Material to process:

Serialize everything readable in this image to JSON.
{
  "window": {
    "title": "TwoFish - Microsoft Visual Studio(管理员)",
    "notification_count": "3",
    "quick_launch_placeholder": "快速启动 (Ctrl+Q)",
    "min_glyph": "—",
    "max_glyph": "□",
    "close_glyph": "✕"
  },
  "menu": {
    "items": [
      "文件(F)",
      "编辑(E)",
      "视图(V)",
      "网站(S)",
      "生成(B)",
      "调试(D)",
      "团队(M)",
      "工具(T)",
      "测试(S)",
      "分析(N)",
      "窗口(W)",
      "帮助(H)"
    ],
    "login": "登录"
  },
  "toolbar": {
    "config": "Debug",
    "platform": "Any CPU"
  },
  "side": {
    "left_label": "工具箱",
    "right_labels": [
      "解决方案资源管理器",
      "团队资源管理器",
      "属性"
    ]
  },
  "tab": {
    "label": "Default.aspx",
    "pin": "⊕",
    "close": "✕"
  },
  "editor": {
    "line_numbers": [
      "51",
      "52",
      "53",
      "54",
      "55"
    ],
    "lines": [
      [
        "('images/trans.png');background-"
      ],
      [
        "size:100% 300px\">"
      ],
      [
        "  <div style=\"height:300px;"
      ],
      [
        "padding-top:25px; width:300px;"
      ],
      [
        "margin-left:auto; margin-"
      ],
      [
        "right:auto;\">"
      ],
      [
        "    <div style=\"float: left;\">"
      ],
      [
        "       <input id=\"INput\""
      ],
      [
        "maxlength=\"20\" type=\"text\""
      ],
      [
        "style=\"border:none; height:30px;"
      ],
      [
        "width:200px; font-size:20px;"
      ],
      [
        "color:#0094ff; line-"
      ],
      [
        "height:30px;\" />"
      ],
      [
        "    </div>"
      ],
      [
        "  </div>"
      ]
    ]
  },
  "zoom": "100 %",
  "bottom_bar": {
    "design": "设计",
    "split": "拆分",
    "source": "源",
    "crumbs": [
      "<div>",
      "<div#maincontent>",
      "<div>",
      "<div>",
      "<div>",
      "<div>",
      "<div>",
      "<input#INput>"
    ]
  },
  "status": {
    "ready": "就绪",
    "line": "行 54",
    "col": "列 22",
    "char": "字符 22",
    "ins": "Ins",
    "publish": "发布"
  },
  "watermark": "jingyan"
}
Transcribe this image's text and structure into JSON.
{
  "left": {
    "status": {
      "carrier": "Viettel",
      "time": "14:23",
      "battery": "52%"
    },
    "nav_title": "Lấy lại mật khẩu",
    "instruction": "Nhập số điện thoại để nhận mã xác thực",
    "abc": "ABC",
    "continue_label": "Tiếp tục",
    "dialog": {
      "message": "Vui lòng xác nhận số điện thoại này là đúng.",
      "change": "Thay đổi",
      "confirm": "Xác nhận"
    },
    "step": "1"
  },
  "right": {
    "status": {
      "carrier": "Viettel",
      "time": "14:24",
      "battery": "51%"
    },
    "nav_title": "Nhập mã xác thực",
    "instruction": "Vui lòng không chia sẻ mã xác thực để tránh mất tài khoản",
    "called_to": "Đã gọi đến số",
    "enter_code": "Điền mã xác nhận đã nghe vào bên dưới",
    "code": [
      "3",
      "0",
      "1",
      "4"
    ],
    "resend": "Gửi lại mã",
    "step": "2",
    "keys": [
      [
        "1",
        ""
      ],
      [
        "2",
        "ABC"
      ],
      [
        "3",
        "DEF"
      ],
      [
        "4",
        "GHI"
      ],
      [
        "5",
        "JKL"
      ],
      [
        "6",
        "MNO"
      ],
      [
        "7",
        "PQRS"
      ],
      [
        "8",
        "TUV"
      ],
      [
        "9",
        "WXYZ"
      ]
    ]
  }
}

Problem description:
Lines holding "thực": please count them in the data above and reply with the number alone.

Written solution:
3